Developing Covid-19 Vaccines at Pandemic Speed - NEJM

Bron: 30-3-2020; https://www.nejm.org/doi/full/10.1056/NEJMp2005630By: N. Lurie

Describe the pitfalls of developing vaccines rapidly 


  • CEPI (coalition for epidemic preparedness inovation) is an international nongovernmental organisation that aims to develop reserves of investigational vaccines for each pathogen after such vaccines have completed phase 2a trials, expecting that they will undergo clinical trials during future outbreaks. In addition; it aims to develop a platform to prepare for “disease X”, an unknown newly emerging epidemic disease (like covid-19).
  • An ideal platform would support development from viral sequencing to clinical trials in less than 16 weeks and afterwards be ready for mass manufactering. 
  • Especially DNA- and RNA based vaccines can be quickly made. 
  • Use of next-generation sequencing and reverse genetics may also cut development time of more conventional vaccines during epidemics. 
  • SARS-CoV-2 vaccine development poses challanges:
    • Debate on the ideal immunogen 
    • Second, preclinical experience with vaccine candidates for SARS and the Middle East respiratory syndrome (MERS) have raised concerns about exacerbating lung disease, either directly or as a result of antibody-dependent enhancement. Therefore rigorous safety monitoring in clinical trials is essential.
    • The duration of potential duration of immunity is unknown
    • Vaccine development is lengthy and expensive, for a pandemic quick development is needed. Therefore several steps need to be taken simultaneously, leading to additional costs. (see figure)
    • CEPI started vaccine development as soon as the first covid cases in Wuhan. Development is proceeding quickly:
      • a phase 1 clinical trial started on march 16
      • Phase 2 studies are being prepared, which means manufacturing will need to be scaled up quickly to reach commercial levels (even before safety and immunogenicity data are available..) which is very costly. This is however very difficult to finance since its effectivity is not even known.

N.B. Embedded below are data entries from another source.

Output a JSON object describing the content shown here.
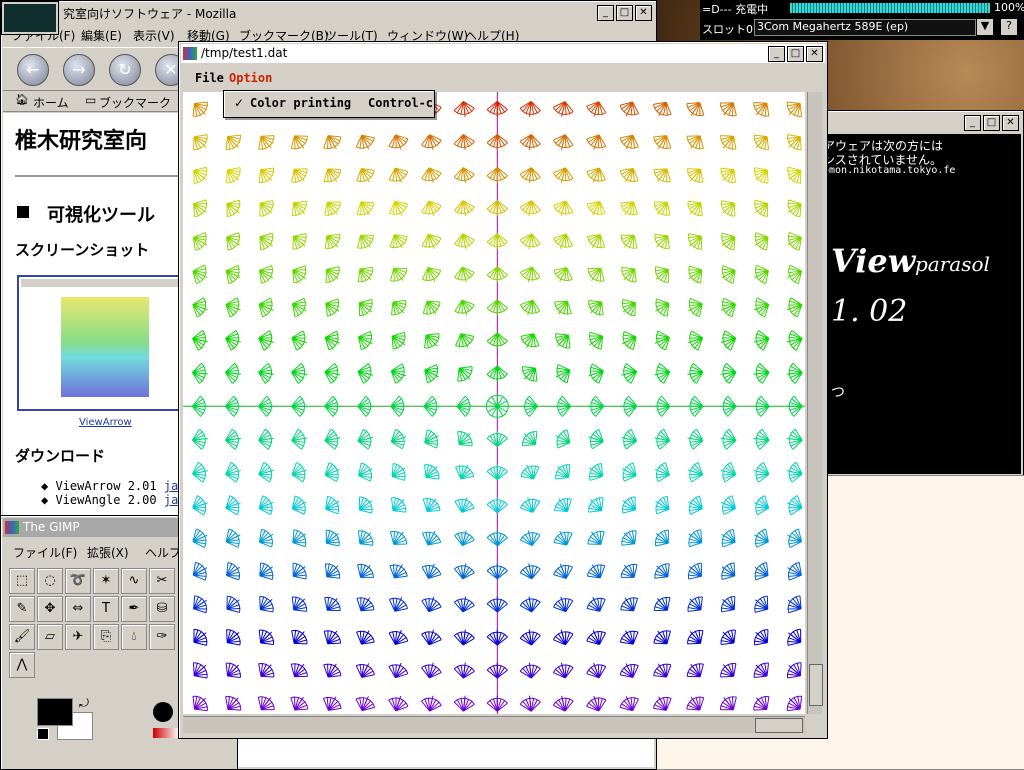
{
  "desktop": {
    "bg": "#3a3a3a"
  },
  "mozilla": {
    "title": "究室向けソフトウェア - Mozilla",
    "menu": [
      "ファイル(F)",
      "編集(E)",
      "表示(V)",
      "移動(G)",
      "ブックマーク(B)",
      "ツール(T)",
      "ウィンドウ(W)",
      "ヘルプ(H)"
    ],
    "nav_nav": [
      "←",
      "→",
      "↻",
      "✕"
    ],
    "personal_bar": {
      "home": "ホーム",
      "bookmarks": "ブックマーク"
    },
    "page_heading": "椎木研究室向",
    "section_heading": "可視化ツール",
    "screenshot_heading": "スクリーンショット",
    "thumb_caption": "ViewArrow",
    "download_heading": "ダウンロード",
    "downloads": [
      {
        "name": "ViewArrow 2.01",
        "link": "jar"
      },
      {
        "name": "ViewAngle 2.00",
        "link": "jar"
      }
    ]
  },
  "viewer": {
    "title": "/tmp/test1.dat",
    "menu": {
      "file": "File",
      "option": "Option"
    },
    "option_menu": {
      "check": "✓",
      "label": "Color printing",
      "shortcut": "Control-c"
    },
    "grid": {
      "cols": 19,
      "rows": 19
    }
  },
  "apm": {
    "battery_text": "=D---  充電中",
    "battery_percent": "100%",
    "battery_level": 1.0,
    "slot_label": "スロット0",
    "slot_value": "3Com Megahertz 589E (ep)"
  },
  "terminal": {
    "lines": [
      "アウェアは次の方には",
      "ンスされていません。",
      "omon.nikotama.tokyo.fe"
    ],
    "app_name": "View",
    "app_sub": "parasol",
    "version": "1. 02",
    "trailing": "つ"
  },
  "gimp": {
    "title": "The GIMP",
    "menu": [
      "ファイル(F)",
      "拡張(X)",
      "ヘルプ"
    ]
  }
}
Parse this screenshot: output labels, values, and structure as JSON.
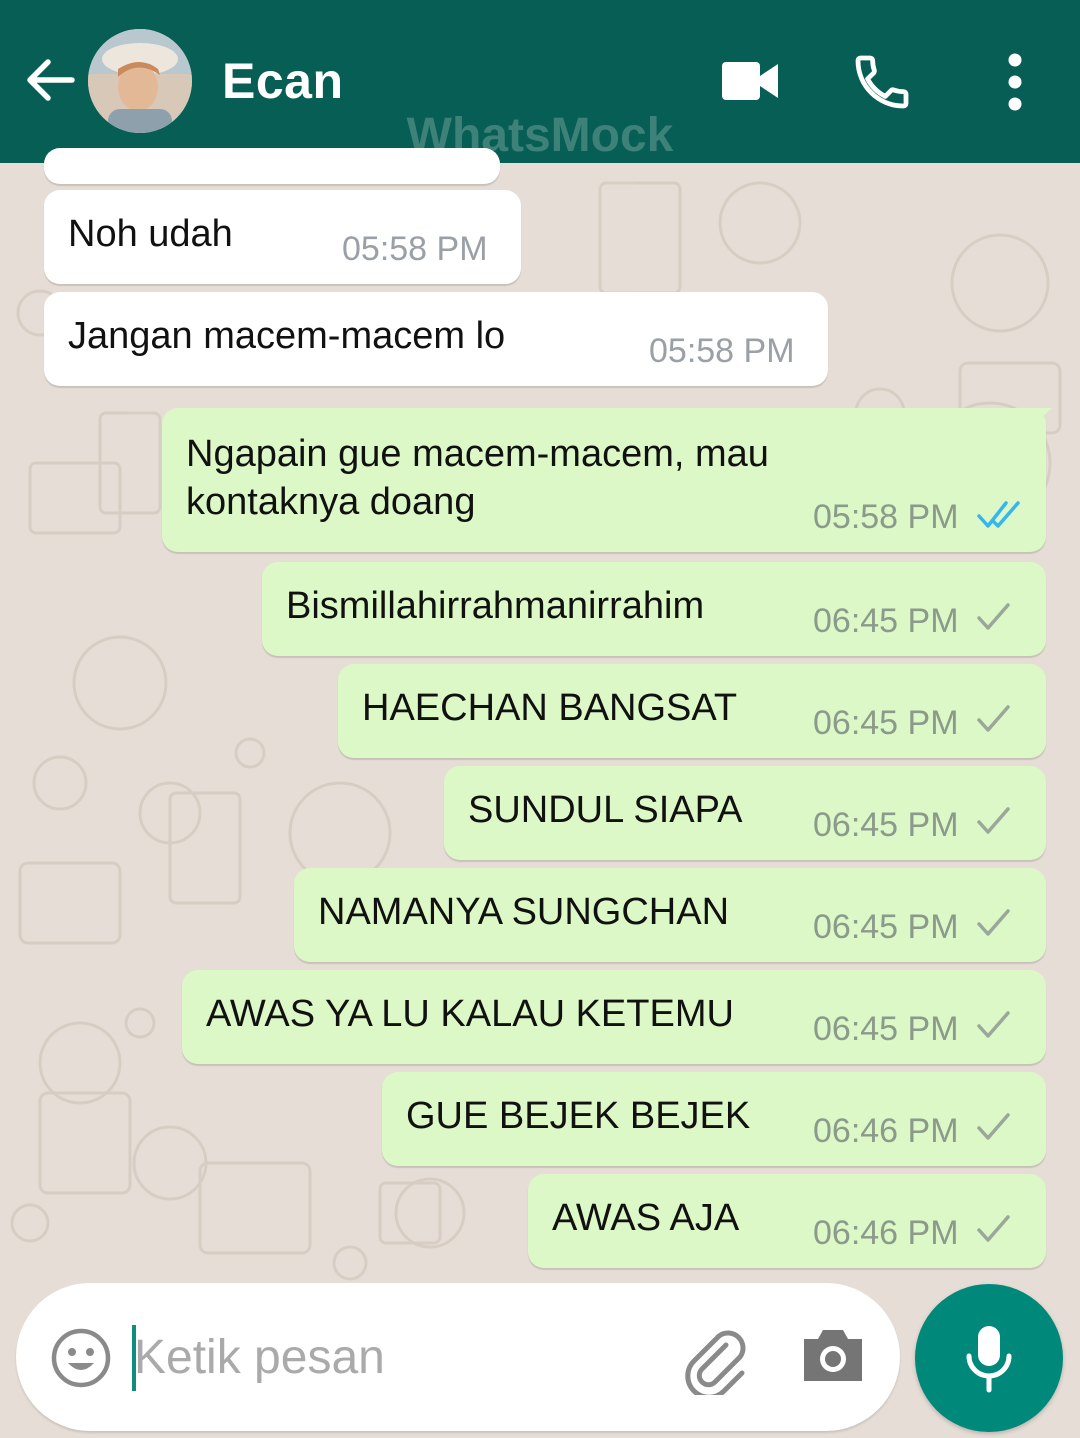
{
  "header": {
    "contact_name": "Ecan",
    "watermark": "WhatsMock",
    "bg_color": "#075e54"
  },
  "icons": {
    "back": "arrow-left-icon",
    "video": "video-camera-icon",
    "call": "phone-icon",
    "menu": "more-vertical-icon",
    "emoji": "smiley-icon",
    "attach": "paperclip-icon",
    "camera": "camera-icon",
    "mic": "microphone-icon"
  },
  "messages": [
    {
      "direction": "in",
      "text": "Noh udah",
      "time": "05:58 PM"
    },
    {
      "direction": "in",
      "text": "Jangan macem-macem lo",
      "time": "05:58 PM"
    },
    {
      "direction": "out",
      "text_line1": "Ngapain gue macem-macem, mau",
      "text_line2": "kontaknya doang",
      "time": "05:58 PM",
      "status": "read"
    },
    {
      "direction": "out",
      "text": "Bismillahirrahmanirrahim",
      "time": "06:45 PM",
      "status": "sent"
    },
    {
      "direction": "out",
      "text": "HAECHAN BANGSAT",
      "time": "06:45 PM",
      "status": "sent"
    },
    {
      "direction": "out",
      "text": "SUNDUL SIAPA",
      "time": "06:45 PM",
      "status": "sent"
    },
    {
      "direction": "out",
      "text": "NAMANYA SUNGCHAN",
      "time": "06:45 PM",
      "status": "sent"
    },
    {
      "direction": "out",
      "text": "AWAS YA LU KALAU KETEMU",
      "time": "06:45 PM",
      "status": "sent"
    },
    {
      "direction": "out",
      "text": "GUE BEJEK BEJEK",
      "time": "06:46 PM",
      "status": "sent"
    },
    {
      "direction": "out",
      "text": "AWAS AJA",
      "time": "06:46 PM",
      "status": "sent"
    }
  ],
  "composer": {
    "placeholder": "Ketik pesan",
    "value": ""
  },
  "colors": {
    "outgoing_bubble": "#dcf8c6",
    "incoming_bubble": "#ffffff",
    "read_tick": "#34b7f1",
    "mic_button": "#00897b"
  }
}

        • Moreover; in a high-mortality situation populations might not accept placebo controlled trials
    • CEPI has not yet established financial mechanisms to support the development of pandemic vaccines and will need to raise additional funds to see SARS-CoV-2 vaccines through development and manufacturing processes. 
    • Globally fair vaccine-allocation systems need to be set up. 
    • Though it’s unlikely, if the pandemic appears to abruptly end before vaccines are ready, we should continue developing the most promising candidates to a point at which they can be stockpiled and ready for trials and emergency authorization should an outbreak recur.